╭─ SOURCE MATERIAL

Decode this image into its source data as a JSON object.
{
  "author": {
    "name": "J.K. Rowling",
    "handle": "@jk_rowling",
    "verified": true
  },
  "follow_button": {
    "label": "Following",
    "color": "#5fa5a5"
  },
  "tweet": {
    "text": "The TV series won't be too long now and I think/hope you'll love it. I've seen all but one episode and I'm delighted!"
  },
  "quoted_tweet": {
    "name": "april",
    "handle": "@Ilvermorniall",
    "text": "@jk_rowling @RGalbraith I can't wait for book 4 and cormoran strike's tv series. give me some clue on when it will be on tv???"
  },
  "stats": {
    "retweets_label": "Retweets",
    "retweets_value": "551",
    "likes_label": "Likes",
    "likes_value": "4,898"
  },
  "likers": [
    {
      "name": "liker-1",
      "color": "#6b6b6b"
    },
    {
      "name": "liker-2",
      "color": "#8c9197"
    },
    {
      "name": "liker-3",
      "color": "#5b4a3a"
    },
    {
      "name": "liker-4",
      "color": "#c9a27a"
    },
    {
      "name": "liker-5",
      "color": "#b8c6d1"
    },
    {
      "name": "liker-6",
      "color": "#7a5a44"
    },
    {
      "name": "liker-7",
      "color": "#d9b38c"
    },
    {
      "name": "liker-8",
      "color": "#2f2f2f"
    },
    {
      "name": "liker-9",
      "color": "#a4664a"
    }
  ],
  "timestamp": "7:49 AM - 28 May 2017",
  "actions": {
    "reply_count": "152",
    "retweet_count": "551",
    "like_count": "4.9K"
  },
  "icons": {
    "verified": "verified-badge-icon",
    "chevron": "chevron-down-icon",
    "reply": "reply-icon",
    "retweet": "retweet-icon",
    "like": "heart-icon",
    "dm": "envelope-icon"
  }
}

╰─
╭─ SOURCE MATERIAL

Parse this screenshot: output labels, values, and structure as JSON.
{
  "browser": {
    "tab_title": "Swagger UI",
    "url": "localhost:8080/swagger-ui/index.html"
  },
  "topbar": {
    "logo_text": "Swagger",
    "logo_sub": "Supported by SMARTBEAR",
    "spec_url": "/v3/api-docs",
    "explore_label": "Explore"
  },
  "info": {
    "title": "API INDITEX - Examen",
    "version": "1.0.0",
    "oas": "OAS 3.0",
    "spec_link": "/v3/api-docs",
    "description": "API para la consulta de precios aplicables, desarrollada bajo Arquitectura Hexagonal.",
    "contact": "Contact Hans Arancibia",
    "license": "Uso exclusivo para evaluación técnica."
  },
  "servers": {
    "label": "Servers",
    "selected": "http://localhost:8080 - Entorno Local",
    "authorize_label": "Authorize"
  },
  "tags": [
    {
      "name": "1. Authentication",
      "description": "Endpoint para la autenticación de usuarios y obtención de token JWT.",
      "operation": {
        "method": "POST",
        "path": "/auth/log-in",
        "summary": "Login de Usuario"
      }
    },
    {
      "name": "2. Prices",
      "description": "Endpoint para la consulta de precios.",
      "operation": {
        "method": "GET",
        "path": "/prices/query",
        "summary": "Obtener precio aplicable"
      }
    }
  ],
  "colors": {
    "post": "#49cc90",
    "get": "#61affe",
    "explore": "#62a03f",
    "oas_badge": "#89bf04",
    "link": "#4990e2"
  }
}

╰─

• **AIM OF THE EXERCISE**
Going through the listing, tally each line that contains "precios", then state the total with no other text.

• **YOUR SOLUTION**
2